The threats to biodiversity in Myanmar include improper land use, illegal hunting and trade, the introduction of invasive species, infrastructure development, and climate change.
Myanmar has established a protected area network and is actively engaging stakeholders in conservation efforts. However, there are challenges in implementing these measures due to limited resources, lack of comprehensive land-use policies, and the need for better integration of conservation actions across sectors.
As of December 2013, Myanmar has documented 11,824 plant species, 252 mammal species, 1,056 bird species, 293 reptile species, 139 amphibian species, and 775 fish species. However, more comprehensive surveys are needed to determine the total number of species present in Myanmar.
Indigenous communities in Myanmar have played a significant role in the conservation of biodiversity through traditional farming practices and local knowledge. However, the loss of traditional agricultural practices and the destruction of natural habitats pose a threat to traditional knowledge systems and the conservation of plant genetic diversity.
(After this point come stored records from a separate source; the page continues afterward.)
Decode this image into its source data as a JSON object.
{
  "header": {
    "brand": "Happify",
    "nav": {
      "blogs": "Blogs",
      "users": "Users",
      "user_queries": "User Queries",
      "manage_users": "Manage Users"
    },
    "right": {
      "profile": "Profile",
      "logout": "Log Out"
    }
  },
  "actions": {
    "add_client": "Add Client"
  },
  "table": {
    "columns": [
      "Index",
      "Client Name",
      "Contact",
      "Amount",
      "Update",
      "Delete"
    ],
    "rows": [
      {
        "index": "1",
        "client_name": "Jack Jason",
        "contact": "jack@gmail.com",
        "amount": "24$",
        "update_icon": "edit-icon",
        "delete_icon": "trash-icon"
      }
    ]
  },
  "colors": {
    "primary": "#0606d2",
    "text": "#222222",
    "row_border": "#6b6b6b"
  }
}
Balancing economic development with the protection of ecosystems is vital for the long-term sustainability of Myanmar’s biodiversity. Integrating sustainable development principles into national policies and programs can help reduce the loss of biological diversity. Additionally, effective ecosystem protection measures, such as the establishment of protected areas and the enforcement of laws and regulations, are necessary to safeguard Myanmar’s unique species and their habitats.
Biodiversity conservation in Myanmar is closely linked to the achievement of sustainable development goals. By conserving biodiversity and preserving ecosystems, Myanmar can contribute to environmental sustainability, integrate sustainable development principles into various sectors, and reduce the loss of biological diversity. The implementation of conservation measures also supports poverty alleviation, as local communities play a crucial role in the sustainable use of natural resources.
The active participation of local communities and other stakeholders is crucial for the effective protection of biodiversity in Myanmar. Engaging local communities in conservation efforts not only provides livelihood opportunities but also fosters a sense of ownership and responsibility towards natural resources. Collaboration between government agencies, NGOs, and local communities is essential for the successful implementation of biodiversity conservation initiatives.
Written by: Jackie De Burca
todayFebruary 13, 2024
todayFebruary 13, 2024